- Double check your doors and windows. “Remain vigilante, especially if you choose to go out at night,” Warr says. “Be the executive of the house and ensure everyone’s safety.”
- Always ensure your dog has a registered microchip and an ID tag on their collar or harness, just in case they get away from you.
Fill in your family and friends for what to do if you let them know that your dog is missing as well. For example, your search team will need to know if your lost dog has reliable recall or needs to be approached slowly.
The Bottom Line
The best ways to calm your dog down during fireworks are to provide them with a safe space indoors with calm distractions from the noise. You can set up hiding places away from windows and doors, with white noise or music to disguise the sounds.
Cuddles, doggy massages, and reassuring words are recommended—for you and your pup. You also have the option of canine pheromones or pressure vests.
And when the noise finally settles down, you can encourage your dog to self-soothe to bring those cortisol levels down. Offer treat-filled puzzle toys. Or set up a scavenger hunt through the house to engage their nose. Encourage them to use their senses for at least 15 minutes to help them settle.
Experts strongly recommend that you speak with a veterinarian about your dog’s firework phobia as soon as you notice changes in their behavior. Because it can take months to desensitize your dog to the sounds, you should act now.
If you’re reading this in anticipation of fireworks, pet gates may also be a worthwhile investment!
And you can always keep these tips handy for those unexpected fireworks.
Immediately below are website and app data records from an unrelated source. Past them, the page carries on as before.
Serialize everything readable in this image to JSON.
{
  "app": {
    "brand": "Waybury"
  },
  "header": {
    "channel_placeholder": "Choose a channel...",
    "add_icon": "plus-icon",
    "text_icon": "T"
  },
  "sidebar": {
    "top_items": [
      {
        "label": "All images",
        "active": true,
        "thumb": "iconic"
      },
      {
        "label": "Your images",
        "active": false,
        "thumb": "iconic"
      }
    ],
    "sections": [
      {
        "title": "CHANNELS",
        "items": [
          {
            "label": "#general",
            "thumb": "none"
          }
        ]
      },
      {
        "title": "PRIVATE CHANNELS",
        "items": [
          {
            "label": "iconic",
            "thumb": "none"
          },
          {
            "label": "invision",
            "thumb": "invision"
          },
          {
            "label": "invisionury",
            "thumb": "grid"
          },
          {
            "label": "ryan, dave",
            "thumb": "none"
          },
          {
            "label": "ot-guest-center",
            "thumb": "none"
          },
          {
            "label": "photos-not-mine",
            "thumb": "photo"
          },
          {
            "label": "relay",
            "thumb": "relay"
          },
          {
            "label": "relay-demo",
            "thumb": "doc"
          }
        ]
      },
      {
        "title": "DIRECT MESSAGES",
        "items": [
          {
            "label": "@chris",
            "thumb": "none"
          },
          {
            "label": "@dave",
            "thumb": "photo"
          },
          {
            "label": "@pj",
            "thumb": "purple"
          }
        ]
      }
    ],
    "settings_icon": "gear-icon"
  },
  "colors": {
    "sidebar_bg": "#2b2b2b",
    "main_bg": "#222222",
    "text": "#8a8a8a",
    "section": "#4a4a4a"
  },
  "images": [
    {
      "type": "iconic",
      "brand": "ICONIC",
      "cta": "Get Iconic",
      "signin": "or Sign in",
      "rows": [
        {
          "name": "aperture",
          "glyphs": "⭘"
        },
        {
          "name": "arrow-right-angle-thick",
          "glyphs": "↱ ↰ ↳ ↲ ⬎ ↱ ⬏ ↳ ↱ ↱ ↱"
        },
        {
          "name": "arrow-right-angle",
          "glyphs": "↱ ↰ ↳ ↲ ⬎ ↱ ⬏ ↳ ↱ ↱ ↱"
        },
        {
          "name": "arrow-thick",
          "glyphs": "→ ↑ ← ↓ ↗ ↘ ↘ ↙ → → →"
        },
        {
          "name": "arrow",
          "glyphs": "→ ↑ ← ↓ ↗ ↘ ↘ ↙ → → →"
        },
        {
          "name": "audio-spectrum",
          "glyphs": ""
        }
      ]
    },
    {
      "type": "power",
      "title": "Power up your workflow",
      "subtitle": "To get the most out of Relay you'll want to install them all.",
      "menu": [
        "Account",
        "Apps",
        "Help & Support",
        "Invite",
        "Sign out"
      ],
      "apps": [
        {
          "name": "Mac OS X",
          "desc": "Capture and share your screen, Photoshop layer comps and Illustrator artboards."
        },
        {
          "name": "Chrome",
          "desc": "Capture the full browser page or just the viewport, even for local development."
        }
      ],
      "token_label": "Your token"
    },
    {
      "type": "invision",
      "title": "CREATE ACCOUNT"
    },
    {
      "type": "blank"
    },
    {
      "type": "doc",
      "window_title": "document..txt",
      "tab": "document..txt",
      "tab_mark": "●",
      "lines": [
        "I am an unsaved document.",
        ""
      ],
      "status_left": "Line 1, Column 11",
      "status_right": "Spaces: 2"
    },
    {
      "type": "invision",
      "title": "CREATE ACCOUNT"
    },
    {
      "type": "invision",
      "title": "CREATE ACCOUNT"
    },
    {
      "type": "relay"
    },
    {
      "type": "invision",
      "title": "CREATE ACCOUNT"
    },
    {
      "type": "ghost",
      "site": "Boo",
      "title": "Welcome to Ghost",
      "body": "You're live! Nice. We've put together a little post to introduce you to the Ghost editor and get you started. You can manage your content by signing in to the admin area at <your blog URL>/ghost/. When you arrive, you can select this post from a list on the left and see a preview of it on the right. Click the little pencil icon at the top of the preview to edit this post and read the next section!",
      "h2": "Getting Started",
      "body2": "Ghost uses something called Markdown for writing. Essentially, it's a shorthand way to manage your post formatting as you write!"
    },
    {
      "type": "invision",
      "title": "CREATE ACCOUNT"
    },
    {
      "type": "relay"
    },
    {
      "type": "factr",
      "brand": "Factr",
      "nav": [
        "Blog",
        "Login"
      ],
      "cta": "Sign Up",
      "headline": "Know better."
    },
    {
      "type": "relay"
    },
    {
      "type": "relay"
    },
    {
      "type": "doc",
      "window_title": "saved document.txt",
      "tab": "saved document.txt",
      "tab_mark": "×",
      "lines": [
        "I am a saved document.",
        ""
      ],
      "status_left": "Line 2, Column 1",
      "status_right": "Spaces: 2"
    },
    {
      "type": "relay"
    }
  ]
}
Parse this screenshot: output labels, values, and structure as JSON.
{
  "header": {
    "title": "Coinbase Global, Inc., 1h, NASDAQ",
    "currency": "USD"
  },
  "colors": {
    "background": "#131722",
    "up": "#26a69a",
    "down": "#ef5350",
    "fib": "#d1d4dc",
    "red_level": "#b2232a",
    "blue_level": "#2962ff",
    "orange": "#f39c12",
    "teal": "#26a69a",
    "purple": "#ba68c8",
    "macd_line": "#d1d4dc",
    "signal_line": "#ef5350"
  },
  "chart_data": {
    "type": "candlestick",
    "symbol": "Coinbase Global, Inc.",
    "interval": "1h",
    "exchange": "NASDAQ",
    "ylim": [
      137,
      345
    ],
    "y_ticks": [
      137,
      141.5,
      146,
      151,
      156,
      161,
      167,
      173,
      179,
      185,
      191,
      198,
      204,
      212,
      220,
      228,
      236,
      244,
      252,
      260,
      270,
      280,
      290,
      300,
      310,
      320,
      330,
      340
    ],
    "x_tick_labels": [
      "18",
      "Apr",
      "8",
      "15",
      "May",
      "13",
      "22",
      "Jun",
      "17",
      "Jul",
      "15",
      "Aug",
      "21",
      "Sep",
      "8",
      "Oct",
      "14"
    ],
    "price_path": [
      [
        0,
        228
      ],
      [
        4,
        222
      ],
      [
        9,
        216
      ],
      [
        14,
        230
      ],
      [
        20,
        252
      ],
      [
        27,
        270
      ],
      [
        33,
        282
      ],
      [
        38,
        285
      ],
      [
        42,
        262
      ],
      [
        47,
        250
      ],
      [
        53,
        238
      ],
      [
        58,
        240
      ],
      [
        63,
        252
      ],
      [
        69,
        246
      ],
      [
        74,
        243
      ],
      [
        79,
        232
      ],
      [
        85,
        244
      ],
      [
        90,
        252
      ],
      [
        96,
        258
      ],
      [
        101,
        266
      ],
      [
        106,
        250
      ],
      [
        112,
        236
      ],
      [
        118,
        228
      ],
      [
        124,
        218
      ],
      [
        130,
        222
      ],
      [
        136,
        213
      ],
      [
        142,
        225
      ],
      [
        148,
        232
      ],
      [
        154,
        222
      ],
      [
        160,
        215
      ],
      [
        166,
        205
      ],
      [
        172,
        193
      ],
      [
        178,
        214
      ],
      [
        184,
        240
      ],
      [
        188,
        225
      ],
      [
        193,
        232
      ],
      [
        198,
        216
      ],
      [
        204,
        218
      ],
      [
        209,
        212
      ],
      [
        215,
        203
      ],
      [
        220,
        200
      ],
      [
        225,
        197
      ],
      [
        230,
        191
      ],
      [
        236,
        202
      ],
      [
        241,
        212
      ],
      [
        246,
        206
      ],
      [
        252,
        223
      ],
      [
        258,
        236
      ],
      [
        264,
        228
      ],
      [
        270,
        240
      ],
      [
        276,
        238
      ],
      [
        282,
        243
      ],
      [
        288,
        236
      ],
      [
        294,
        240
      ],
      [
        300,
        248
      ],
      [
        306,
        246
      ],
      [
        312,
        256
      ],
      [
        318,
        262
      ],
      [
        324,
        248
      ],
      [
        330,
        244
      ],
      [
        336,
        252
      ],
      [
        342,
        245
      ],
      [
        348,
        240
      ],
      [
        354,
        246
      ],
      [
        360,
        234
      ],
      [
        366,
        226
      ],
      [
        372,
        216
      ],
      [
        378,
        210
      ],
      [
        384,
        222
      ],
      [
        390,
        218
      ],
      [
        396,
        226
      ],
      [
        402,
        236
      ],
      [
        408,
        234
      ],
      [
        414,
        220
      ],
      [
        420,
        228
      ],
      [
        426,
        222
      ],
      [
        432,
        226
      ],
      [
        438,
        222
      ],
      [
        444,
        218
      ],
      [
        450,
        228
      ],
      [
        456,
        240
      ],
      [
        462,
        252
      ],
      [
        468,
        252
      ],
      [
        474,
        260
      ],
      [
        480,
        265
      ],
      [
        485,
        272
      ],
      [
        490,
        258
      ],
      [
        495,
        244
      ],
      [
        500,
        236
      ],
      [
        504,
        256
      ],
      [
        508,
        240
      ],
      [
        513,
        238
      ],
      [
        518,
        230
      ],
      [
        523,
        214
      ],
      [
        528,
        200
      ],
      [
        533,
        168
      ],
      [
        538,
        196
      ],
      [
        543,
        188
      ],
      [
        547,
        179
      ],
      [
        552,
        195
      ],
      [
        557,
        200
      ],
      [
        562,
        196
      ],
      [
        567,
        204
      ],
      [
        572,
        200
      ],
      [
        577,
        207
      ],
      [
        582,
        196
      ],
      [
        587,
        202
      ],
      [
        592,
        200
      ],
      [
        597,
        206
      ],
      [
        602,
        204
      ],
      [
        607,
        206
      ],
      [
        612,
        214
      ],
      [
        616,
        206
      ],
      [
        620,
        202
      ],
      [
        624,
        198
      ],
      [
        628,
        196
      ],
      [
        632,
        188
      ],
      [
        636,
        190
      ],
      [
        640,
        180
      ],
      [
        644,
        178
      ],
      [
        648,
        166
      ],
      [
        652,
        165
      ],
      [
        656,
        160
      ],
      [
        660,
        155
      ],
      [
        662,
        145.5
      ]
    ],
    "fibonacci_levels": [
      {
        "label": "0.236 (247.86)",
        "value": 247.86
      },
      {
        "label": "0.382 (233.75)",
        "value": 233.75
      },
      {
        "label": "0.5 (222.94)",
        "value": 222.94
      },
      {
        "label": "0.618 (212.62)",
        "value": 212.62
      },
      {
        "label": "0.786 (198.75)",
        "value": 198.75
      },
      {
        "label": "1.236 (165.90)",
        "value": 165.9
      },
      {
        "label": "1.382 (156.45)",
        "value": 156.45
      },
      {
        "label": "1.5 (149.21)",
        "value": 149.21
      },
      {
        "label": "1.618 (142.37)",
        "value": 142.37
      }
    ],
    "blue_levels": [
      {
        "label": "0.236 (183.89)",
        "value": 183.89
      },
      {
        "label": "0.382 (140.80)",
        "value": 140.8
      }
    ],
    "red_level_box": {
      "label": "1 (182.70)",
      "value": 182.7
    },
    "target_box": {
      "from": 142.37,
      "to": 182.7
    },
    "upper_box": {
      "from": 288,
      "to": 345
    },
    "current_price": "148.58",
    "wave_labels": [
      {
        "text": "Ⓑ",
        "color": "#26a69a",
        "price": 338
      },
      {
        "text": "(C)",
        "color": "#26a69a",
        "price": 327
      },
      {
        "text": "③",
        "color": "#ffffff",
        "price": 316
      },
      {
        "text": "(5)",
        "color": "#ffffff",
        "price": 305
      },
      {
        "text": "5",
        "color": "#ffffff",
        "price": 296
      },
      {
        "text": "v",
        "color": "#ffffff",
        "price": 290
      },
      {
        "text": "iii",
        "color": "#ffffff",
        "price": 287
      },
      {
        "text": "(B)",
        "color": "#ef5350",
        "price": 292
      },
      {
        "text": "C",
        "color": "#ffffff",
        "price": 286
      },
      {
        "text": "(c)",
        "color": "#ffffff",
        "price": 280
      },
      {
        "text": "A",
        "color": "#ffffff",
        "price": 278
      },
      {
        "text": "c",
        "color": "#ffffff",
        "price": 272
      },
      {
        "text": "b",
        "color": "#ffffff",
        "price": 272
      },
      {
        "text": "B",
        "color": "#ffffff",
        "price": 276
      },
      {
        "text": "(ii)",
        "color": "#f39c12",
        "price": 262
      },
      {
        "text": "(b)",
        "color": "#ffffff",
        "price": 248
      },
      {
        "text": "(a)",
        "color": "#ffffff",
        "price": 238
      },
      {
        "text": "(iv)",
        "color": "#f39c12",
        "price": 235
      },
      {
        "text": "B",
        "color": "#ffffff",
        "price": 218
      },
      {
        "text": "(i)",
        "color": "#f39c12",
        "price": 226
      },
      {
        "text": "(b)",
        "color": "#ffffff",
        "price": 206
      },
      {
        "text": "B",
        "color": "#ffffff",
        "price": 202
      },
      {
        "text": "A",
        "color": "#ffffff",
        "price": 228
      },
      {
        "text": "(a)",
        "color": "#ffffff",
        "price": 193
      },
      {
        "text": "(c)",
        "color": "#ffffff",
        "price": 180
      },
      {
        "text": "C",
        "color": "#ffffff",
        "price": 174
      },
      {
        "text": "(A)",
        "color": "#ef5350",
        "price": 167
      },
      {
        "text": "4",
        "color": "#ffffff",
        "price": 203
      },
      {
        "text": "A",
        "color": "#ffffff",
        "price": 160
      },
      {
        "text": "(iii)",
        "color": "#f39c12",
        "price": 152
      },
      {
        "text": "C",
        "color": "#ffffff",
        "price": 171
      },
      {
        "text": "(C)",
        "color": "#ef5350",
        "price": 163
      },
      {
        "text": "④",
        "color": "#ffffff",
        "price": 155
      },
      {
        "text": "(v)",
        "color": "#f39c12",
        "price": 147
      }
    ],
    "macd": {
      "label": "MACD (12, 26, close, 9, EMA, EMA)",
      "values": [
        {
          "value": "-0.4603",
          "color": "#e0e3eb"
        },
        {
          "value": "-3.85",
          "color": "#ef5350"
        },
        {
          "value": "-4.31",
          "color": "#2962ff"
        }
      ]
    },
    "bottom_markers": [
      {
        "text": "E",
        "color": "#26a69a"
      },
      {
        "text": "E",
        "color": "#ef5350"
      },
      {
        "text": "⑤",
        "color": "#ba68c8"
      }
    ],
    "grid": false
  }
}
So you and your dog remain calm, relaxed, and collected. Even if you’re hanging out in the basement or bathroom.